- Conflict with co-workers
- Falling asleep on the job
- Workplace injuries
Time is the only sure cure for a hangover. Here are a few things you can do to help yourself feel better in the meantime:
- Fill your water bottle. Sip water or fruit juice to prevent dehydration. Resist any temptation to treat your hangover with more alcohol. It'll only make you feel worse.
- Have a snack. Bland foods, such as toast and crackers, may boost your blood sugar and settle your stomach. Bouillon soup can help replace lost salt and potassium. Foods and drinks that contain fructose, such as honey or fruit juice, may help your body burn the alcohol faster.
- Take a pain reliever. A small dose of an over-the-counter pain reliever may ease your headache. But there are a few caveats. Aspirin can irritate your stomach. And if you sometimes drink alcohol to excess, acetaminophen (Tylenol, others) can cause severe liver damage even in doses previously thought to be safe.
- Go back to bed. If you sleep long enough, your hangover may be gone when you awaken.
From stimulating your scalp with hair pulling to drinking sauerkraut juice, proposed alternative remedies for hangovers abound. Studies haven't found any natural remedies that consistently improve hangover symptoms. Still, some vitamins and herbs may help your body clear toxins, including:
- B vitamins
- Vitamin C
- Evening primrose oil
- Milk thistle (Silybum marianum)
- Globe artichoke (Cynara scolymus)
Talk with your doctor before trying any alternative medicine. Natural doesn't always mean safe. Your doctor can help you understand possible risks and benefits before you try a treatment.
Despite various over-the-counter pills and tablets that claim to prevent hangovers, the only guaranteed way to prevent a hangover is to avoid alcohol. If you choose to drink, do so in moderation. The less alcohol you drink, the less likely you are to have a hangover.
It may help to:
- Eat first. Alcohol is absorbed more quickly if your stomach is empty. It may help to eat something before drinking alcohol.
- Take it slow. Drinking isn't a contest. Pace yourself. Limit yourself to just one drink each hour.
- Choose carefully. Beverages with fewer congeners — such as vodka and gin — are slightly less likely to cause hangovers than are beverages with more congeners — such as brandy and whiskey.

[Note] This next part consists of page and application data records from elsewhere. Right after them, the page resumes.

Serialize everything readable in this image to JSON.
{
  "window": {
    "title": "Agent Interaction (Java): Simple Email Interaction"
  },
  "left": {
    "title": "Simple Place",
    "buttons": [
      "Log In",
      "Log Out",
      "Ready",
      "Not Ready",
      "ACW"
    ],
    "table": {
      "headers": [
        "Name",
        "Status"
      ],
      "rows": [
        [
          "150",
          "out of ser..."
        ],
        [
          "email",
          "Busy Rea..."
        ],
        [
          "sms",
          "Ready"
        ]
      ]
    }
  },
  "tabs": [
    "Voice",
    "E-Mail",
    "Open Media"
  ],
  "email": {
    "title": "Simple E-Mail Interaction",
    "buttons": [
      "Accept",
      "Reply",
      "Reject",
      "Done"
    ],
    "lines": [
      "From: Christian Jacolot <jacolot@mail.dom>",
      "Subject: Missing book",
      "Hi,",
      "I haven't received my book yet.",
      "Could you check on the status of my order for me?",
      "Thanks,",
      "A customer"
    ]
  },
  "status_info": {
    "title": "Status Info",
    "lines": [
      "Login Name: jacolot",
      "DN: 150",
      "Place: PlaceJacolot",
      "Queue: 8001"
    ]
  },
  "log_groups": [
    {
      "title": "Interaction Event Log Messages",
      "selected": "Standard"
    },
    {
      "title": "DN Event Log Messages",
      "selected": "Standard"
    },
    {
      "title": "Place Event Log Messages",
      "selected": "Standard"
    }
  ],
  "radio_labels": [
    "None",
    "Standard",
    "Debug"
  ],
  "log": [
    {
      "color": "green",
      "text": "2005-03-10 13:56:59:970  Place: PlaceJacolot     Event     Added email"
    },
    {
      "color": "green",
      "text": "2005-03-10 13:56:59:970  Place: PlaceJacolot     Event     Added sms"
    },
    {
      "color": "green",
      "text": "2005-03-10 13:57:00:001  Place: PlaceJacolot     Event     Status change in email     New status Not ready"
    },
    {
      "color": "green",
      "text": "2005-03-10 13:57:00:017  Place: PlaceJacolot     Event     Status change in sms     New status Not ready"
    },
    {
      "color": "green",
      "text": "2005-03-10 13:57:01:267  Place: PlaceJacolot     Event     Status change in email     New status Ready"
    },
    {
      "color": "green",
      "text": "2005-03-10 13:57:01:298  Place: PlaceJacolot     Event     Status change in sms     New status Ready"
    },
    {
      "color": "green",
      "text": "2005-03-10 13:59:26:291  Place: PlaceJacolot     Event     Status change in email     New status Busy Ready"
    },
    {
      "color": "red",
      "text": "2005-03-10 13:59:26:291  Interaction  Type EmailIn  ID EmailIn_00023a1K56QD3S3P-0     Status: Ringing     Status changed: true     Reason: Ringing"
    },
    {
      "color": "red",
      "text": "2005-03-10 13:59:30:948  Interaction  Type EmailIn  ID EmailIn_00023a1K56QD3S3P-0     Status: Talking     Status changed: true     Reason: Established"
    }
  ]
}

- Sip water between drinks. Drinking one glass of water after each alcoholic drink will help you stay hydrated. It'll also help you drink less alcohol.
Also know your limits. Decide ahead of time how many drinks you'll have — and stick to it. Don't feel pressured to drink.
Some people take over-the-counter pain relievers, such as aspirin or ibuprofen (Advil, Motrin, others), to prevent hangover symptoms. But be sure to ask your doctor if this is safe for you to do and what dosage is best for you. These medications may interact with other medications, and in the case of acetaminophen (Tylenol, others) may cause liver damage if too much alcohol is consumed.
Dec. 14, 2011
- Beyond hangovers: Understanding alcohol's impact on your health. National Institute on Alcohol and Alcoholism. http://pubs.niaaa.nih.gov/publications/Hangovers/beyondHangovers.htm. Accessed Oct. 5, 2011.
- Prat G, et al. Alcohol hangover: A critical review of explanatory factors. Human Psychopharmacology: Clinical and Experimental. 2009;24:259.
- The incidence and severity of hangover the morning after moderate alcohol intoxication. Howland J, et al. Addiction. 2008;103:758.
- Maranan J. Too much fun? Natural Health. 2010;41:1.
- Verster JC. The alcohol hangover - A puzzling phenomenon. Alcohol & Alcoholism. 2008;43:124.
- Alcohol use and health. Centers for Disease Control and Prevention. http://www.cdc.gov/alcohol/fact-sheets/alcohol-use.htm. Accessed Oct. 5, 2011.
- Hall-Flavin DK (expert opinion). Mayo Clinic, Rochester, Minn. Oct. 14, 2011.